→ Data supplied:
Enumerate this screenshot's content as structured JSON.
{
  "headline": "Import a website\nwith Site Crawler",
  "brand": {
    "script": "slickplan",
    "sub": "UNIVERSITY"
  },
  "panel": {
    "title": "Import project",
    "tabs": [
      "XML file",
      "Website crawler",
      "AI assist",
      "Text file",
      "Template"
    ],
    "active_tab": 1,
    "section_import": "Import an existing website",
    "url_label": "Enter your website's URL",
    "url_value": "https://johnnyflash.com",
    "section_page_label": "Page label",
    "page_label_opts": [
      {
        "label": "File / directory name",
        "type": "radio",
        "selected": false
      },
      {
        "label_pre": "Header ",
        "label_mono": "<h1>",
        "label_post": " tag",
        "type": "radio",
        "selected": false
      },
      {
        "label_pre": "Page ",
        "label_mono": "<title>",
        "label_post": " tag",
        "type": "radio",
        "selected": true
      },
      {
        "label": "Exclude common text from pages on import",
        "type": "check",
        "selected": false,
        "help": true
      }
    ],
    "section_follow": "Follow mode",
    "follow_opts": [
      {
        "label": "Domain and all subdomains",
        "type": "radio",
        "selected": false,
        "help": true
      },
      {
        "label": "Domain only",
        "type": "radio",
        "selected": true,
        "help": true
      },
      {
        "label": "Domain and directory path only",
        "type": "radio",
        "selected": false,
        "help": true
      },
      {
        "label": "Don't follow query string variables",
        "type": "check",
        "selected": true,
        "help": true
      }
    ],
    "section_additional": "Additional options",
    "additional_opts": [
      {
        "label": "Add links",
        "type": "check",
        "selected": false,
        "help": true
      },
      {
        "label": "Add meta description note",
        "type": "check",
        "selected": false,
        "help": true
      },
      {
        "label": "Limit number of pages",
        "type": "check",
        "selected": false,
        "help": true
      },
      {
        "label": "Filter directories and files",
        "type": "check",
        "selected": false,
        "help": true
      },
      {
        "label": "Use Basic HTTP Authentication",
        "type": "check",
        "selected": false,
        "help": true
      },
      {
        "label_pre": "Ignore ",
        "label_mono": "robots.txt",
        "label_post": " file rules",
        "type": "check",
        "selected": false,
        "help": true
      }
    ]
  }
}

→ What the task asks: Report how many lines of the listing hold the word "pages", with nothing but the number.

→ Solution below: 2